[Interface dataset entries]
##############################

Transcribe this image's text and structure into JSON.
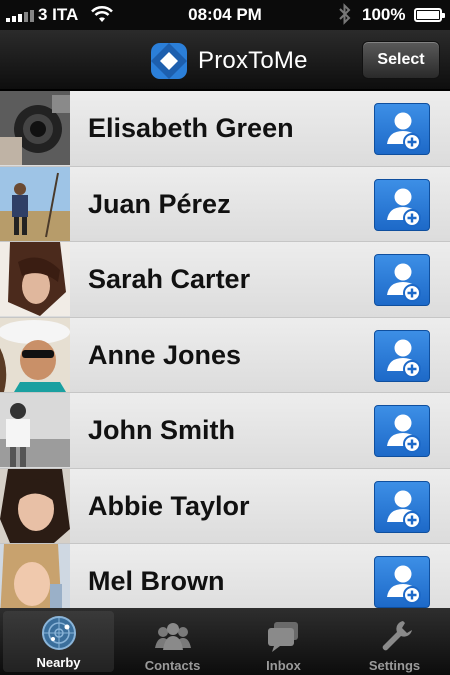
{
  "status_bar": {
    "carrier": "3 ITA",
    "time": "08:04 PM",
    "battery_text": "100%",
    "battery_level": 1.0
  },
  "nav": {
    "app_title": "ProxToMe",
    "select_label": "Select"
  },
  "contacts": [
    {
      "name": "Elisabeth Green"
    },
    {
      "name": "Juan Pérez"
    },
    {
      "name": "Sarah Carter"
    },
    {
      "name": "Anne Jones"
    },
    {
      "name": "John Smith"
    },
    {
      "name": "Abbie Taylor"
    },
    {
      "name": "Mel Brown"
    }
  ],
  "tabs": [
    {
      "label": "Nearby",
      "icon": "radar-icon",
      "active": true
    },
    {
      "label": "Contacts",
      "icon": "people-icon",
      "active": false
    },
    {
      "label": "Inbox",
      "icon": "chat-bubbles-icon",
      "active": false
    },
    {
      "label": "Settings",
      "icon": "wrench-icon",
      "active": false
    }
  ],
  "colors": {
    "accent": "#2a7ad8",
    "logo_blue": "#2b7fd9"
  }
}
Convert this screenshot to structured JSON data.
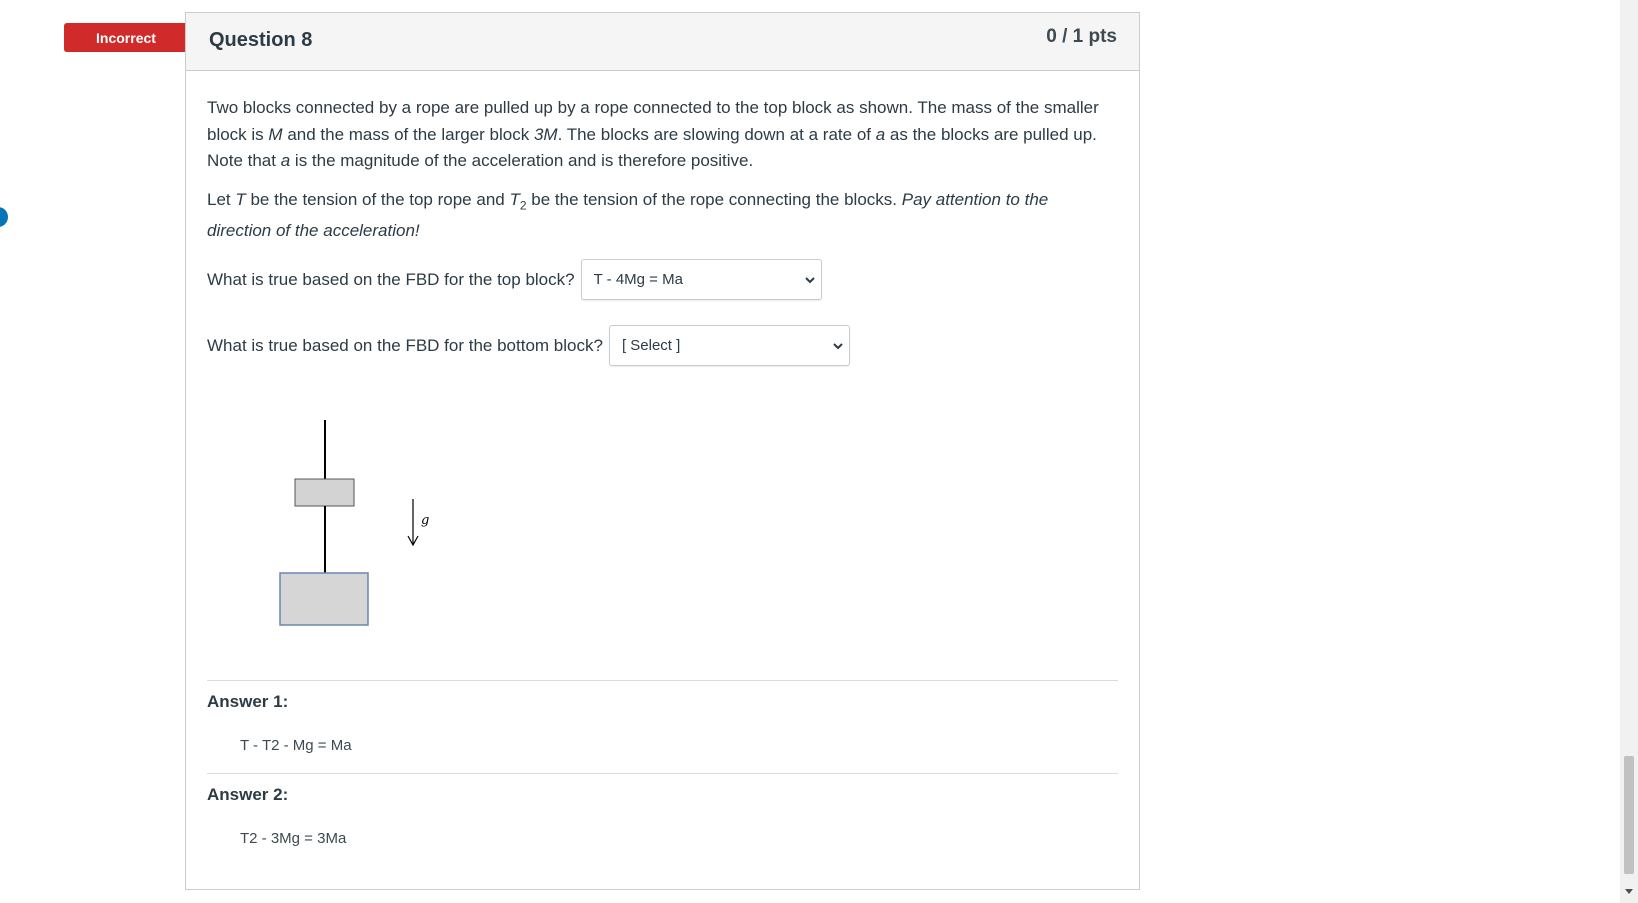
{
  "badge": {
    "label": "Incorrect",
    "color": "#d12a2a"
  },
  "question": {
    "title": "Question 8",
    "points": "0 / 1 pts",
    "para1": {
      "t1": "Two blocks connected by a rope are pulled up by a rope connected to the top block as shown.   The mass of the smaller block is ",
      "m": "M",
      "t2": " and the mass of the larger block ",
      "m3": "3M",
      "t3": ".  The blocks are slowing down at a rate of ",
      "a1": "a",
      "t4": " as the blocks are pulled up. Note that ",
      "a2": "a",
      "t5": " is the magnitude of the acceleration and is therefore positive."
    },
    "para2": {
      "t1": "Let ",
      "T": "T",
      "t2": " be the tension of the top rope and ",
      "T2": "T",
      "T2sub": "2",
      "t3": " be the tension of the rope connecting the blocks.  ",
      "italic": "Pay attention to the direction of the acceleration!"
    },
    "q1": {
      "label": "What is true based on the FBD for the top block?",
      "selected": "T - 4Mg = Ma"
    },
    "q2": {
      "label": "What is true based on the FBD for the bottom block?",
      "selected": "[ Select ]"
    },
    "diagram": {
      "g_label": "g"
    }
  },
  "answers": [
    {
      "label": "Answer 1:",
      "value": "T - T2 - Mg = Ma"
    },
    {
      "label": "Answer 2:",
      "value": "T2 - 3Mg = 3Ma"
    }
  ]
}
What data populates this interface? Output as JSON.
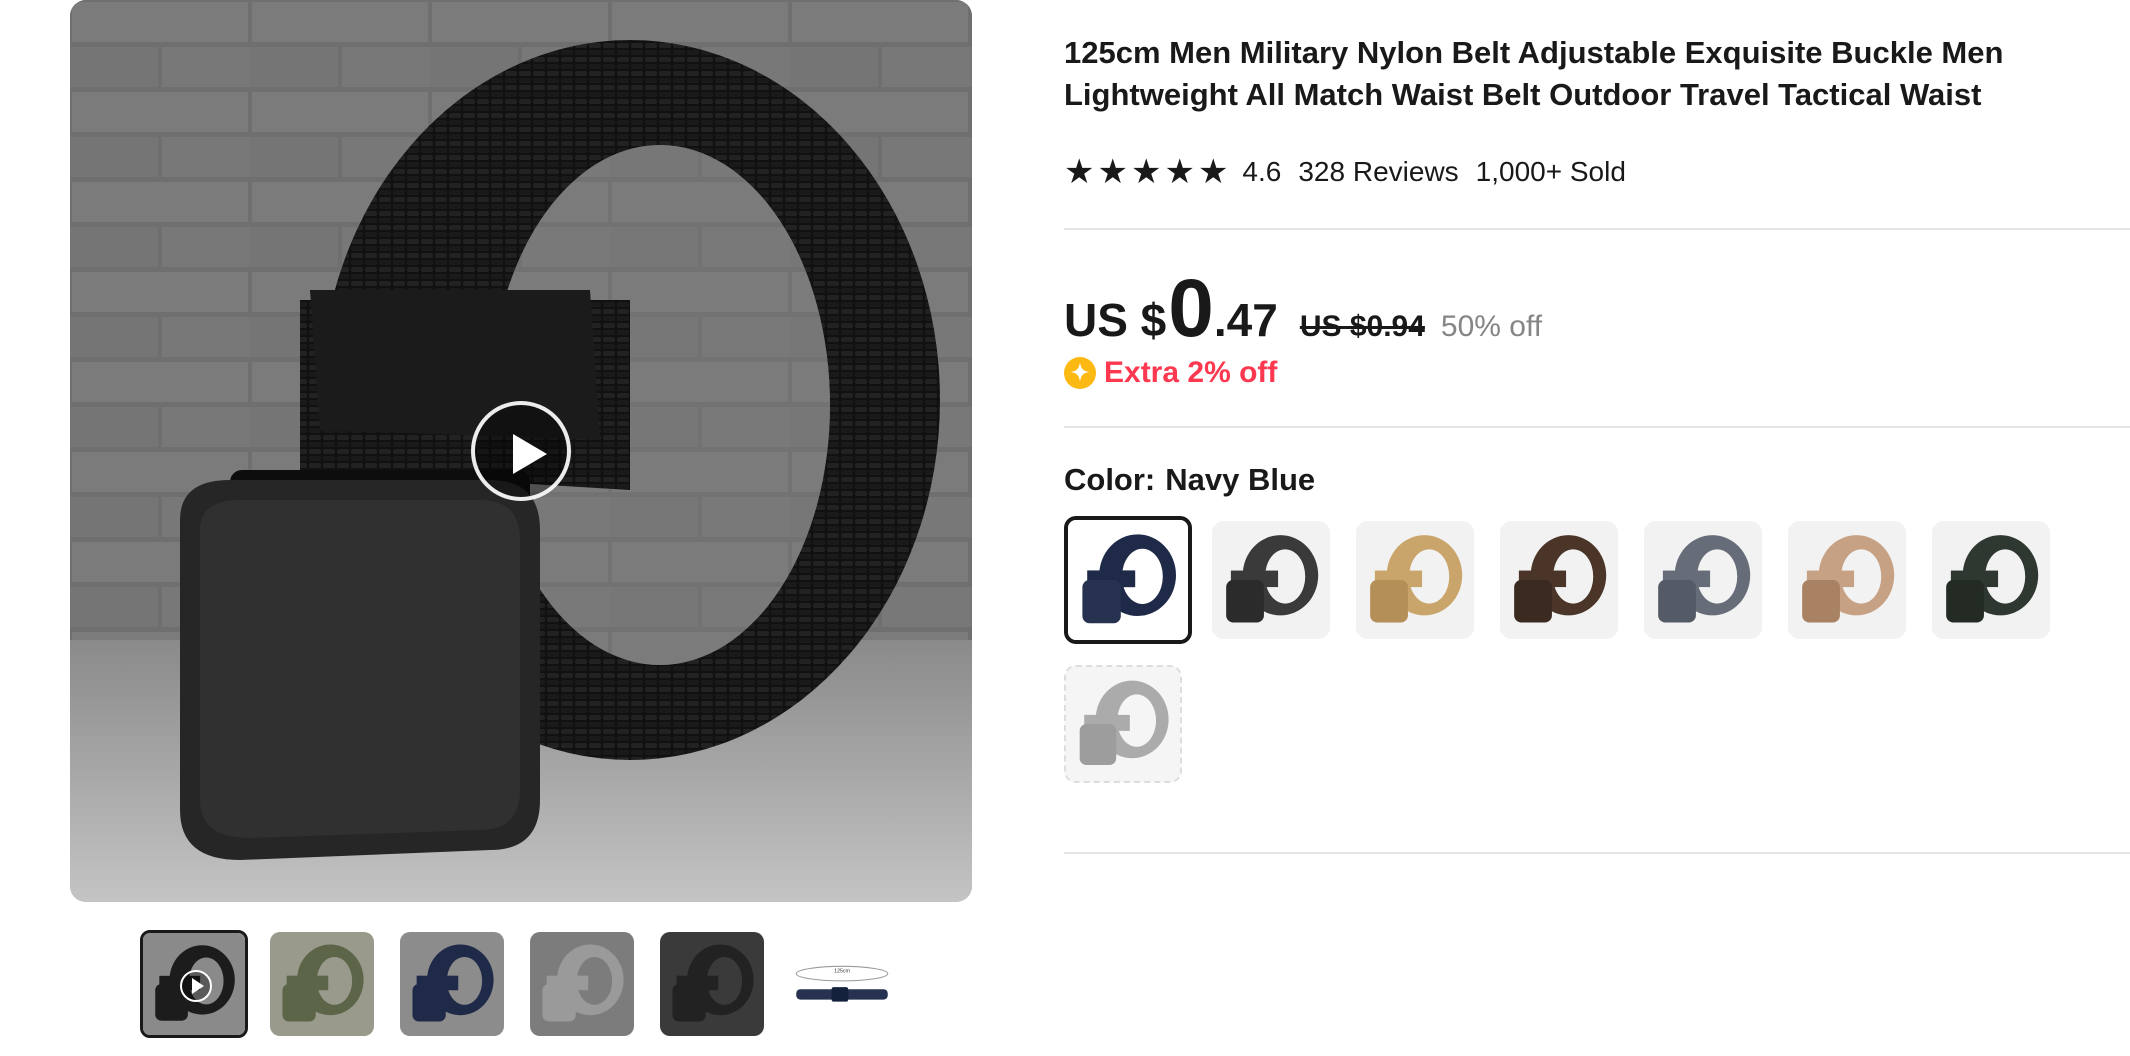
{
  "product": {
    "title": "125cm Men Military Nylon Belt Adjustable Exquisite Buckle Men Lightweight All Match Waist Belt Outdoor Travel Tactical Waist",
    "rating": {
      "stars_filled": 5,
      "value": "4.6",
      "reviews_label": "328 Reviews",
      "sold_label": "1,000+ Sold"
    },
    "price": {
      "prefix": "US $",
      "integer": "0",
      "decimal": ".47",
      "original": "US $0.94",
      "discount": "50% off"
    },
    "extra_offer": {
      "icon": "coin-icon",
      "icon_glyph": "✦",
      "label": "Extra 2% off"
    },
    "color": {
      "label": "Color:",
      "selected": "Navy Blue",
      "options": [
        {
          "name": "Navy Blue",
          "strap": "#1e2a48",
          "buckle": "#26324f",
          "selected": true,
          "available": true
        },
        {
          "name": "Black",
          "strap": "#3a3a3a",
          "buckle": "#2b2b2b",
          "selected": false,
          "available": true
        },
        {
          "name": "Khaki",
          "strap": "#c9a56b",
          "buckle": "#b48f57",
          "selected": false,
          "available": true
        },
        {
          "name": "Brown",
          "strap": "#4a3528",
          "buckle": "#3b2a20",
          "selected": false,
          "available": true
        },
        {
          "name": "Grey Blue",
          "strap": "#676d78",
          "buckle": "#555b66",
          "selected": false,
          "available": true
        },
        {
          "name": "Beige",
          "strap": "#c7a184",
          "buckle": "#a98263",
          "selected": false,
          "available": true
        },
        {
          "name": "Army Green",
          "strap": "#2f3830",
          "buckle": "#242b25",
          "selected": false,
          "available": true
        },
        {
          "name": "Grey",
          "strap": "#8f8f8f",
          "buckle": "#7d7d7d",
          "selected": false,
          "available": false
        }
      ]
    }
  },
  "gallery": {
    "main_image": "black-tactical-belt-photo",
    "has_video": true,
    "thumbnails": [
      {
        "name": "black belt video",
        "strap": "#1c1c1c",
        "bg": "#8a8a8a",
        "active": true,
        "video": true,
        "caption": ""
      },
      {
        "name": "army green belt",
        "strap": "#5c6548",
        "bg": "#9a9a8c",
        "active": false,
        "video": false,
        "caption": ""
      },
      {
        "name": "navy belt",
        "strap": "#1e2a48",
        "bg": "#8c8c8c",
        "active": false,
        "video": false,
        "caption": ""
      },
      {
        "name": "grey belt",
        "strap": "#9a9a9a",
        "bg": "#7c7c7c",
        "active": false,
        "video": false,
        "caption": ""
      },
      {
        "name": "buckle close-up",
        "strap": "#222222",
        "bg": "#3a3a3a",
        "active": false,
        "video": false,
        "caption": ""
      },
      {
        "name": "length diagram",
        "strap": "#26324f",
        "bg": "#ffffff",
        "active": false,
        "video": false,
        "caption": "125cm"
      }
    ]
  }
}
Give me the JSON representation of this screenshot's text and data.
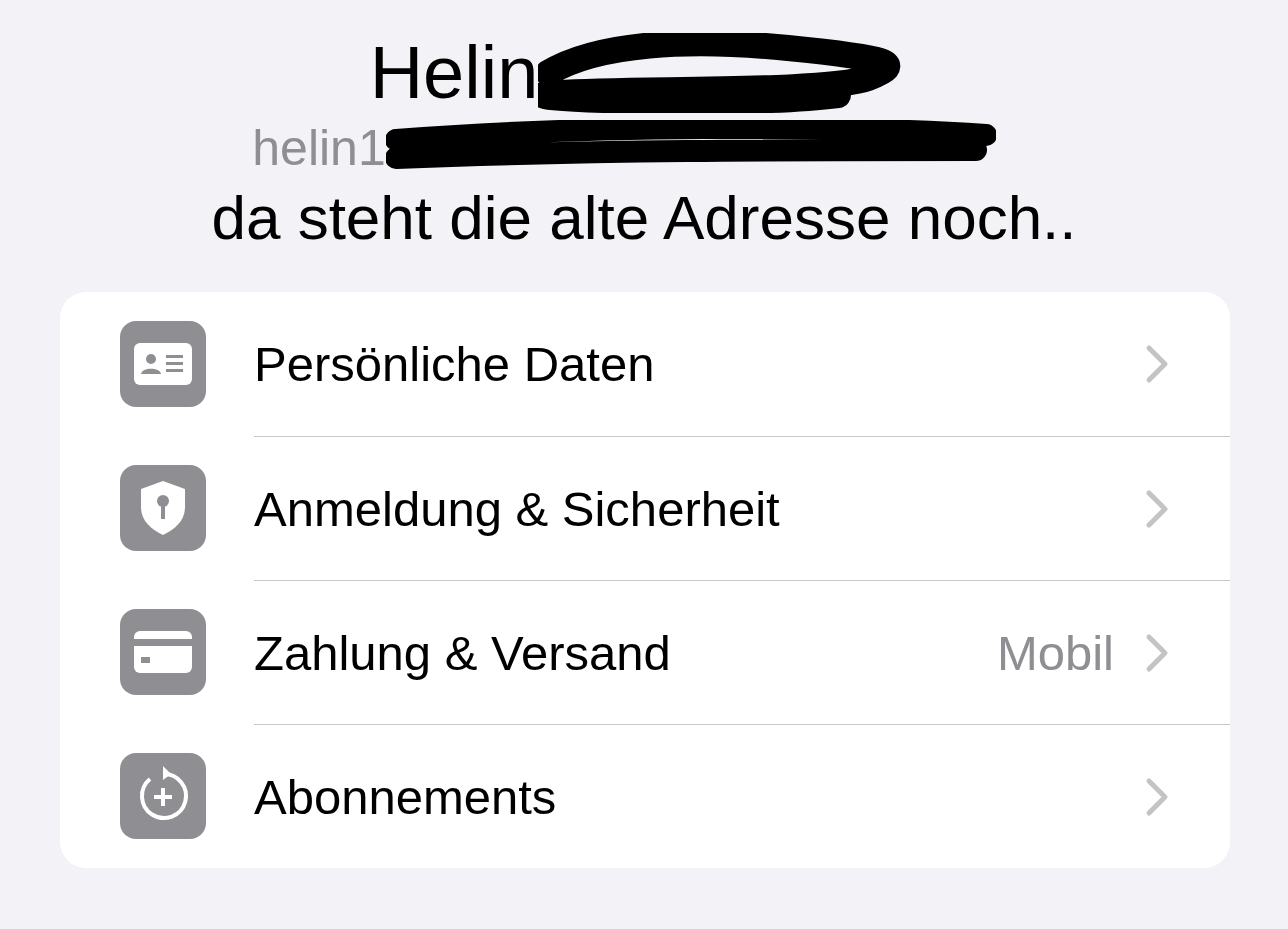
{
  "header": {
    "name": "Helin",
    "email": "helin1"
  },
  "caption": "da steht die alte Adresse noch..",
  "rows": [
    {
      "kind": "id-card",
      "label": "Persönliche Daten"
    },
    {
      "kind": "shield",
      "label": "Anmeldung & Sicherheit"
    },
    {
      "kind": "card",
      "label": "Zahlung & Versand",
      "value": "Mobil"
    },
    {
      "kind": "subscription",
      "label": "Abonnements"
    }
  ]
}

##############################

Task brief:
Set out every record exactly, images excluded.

Solution below:
Transcribe this image's text and structure into JSON.
{
  "status_bar": {
    "carrier": "3 ITA",
    "time": "08:04 PM",
    "battery_text": "100%",
    "battery_level": 1.0
  },
  "nav": {
    "app_title": "ProxToMe",
    "select_label": "Select"
  },
  "contacts": [
    {
      "name": "Elisabeth Green"
    },
    {
      "name": "Juan Pérez"
    },
    {
      "name": "Sarah Carter"
    },
    {
      "name": "Anne Jones"
    },
    {
      "name": "John Smith"
    },
    {
      "name": "Abbie Taylor"
    },
    {
      "name": "Mel Brown"
    }
  ],
  "tabs": [
    {
      "label": "Nearby",
      "icon": "radar-icon",
      "active": true
    },
    {
      "label": "Contacts",
      "icon": "people-icon",
      "active": false
    },
    {
      "label": "Inbox",
      "icon": "chat-bubbles-icon",
      "active": false
    },
    {
      "label": "Settings",
      "icon": "wrench-icon",
      "active": false
    }
  ],
  "colors": {
    "accent": "#2a7ad8",
    "logo_blue": "#2b7fd9"
  }
}
Convert this screenshot to structured JSON data.
{
  "badge": {
    "label": "Incorrect",
    "color": "#d12a2a"
  },
  "question": {
    "title": "Question 8",
    "points": "0 / 1 pts",
    "para1": {
      "t1": "Two blocks connected by a rope are pulled up by a rope connected to the top block as shown.   The mass of the smaller block is ",
      "m": "M",
      "t2": " and the mass of the larger block ",
      "m3": "3M",
      "t3": ".  The blocks are slowing down at a rate of ",
      "a1": "a",
      "t4": " as the blocks are pulled up. Note that ",
      "a2": "a",
      "t5": " is the magnitude of the acceleration and is therefore positive."
    },
    "para2": {
      "t1": "Let ",
      "T": "T",
      "t2": " be the tension of the top rope and ",
      "T2": "T",
      "T2sub": "2",
      "t3": " be the tension of the rope connecting the blocks.  ",
      "italic": "Pay attention to the direction of the acceleration!"
    },
    "q1": {
      "label": "What is true based on the FBD for the top block?",
      "selected": "T - 4Mg = Ma"
    },
    "q2": {
      "label": "What is true based on the FBD for the bottom block?",
      "selected": "[ Select ]"
    },
    "diagram": {
      "g_label": "g"
    }
  },
  "answers": [
    {
      "label": "Answer 1:",
      "value": "T - T2 - Mg = Ma"
    },
    {
      "label": "Answer 2:",
      "value": "T2 - 3Mg = 3Ma"
    }
  ]
}
What data populates this interface? Output as JSON.
{
  "product": {
    "title": "125cm Men Military Nylon Belt Adjustable Exquisite Buckle Men Lightweight All Match Waist Belt Outdoor Travel Tactical Waist",
    "rating": {
      "stars_filled": 5,
      "value": "4.6",
      "reviews_label": "328 Reviews",
      "sold_label": "1,000+ Sold"
    },
    "price": {
      "prefix": "US $",
      "integer": "0",
      "decimal": ".47",
      "original": "US $0.94",
      "discount": "50% off"
    },
    "extra_offer": {
      "icon": "coin-icon",
      "icon_glyph": "✦",
      "label": "Extra 2% off"
    },
    "color": {
      "label": "Color:",
      "selected": "Navy Blue",
      "options": [
        {
          "name": "Navy Blue",
          "strap": "#1e2a48",
          "buckle": "#26324f",
          "selected": true,
          "available": true
        },
        {
          "name": "Black",
          "strap": "#3a3a3a",
          "buckle": "#2b2b2b",
          "selected": false,
          "available": true
        },
        {
          "name": "Khaki",
          "strap": "#c9a56b",
          "buckle": "#b48f57",
          "selected": false,
          "available": true
        },
        {
          "name": "Brown",
          "strap": "#4a3528",
          "buckle": "#3b2a20",
          "selected": false,
          "available": true
        },
        {
          "name": "Grey Blue",
          "strap": "#676d78",
          "buckle": "#555b66",
          "selected": false,
          "available": true
        },
        {
          "name": "Beige",
          "strap": "#c7a184",
          "buckle": "#a98263",
          "selected": false,
          "available": true
        },
        {
          "name": "Army Green",
          "strap": "#2f3830",
          "buckle": "#242b25",
          "selected": false,
          "available": true
        },
        {
          "name": "Grey",
          "strap": "#8f8f8f",
          "buckle": "#7d7d7d",
          "selected": false,
          "available": false
        }
      ]
    }
  },
  "gallery": {
    "main_image": "black-tactical-belt-photo",
    "has_video": true,
    "thumbnails": [
      {
        "name": "black belt video",
        "strap": "#1c1c1c",
        "bg": "#8a8a8a",
        "active": true,
        "video": true,
        "caption": ""
      },
      {
        "name": "army green belt",
        "strap": "#5c6548",
        "bg": "#9a9a8c",
        "active": false,
        "video": false,
        "caption": ""
      },
      {
        "name": "navy belt",
        "strap": "#1e2a48",
        "bg": "#8c8c8c",
        "active": false,
        "video": false,
        "caption": ""
      },
      {
        "name": "grey belt",
        "strap": "#9a9a9a",
        "bg": "#7c7c7c",
        "active": false,
        "video": false,
        "caption": ""
      },
      {
        "name": "buckle close-up",
        "strap": "#222222",
        "bg": "#3a3a3a",
        "active": false,
        "video": false,
        "caption": ""
      },
      {
        "name": "length diagram",
        "strap": "#26324f",
        "bg": "#ffffff",
        "active": false,
        "video": false,
        "caption": "125cm"
      }
    ]
  }
}
Give me the JSON representation of this screenshot's text and data.
{
  "header": {
    "name": "Helin",
    "email": "helin1"
  },
  "caption": "da steht die alte Adresse noch..",
  "rows": [
    {
      "kind": "id-card",
      "label": "Persönliche Daten"
    },
    {
      "kind": "shield",
      "label": "Anmeldung & Sicherheit"
    },
    {
      "kind": "card",
      "label": "Zahlung & Versand",
      "value": "Mobil"
    },
    {
      "kind": "subscription",
      "label": "Abonnements"
    }
  ]
}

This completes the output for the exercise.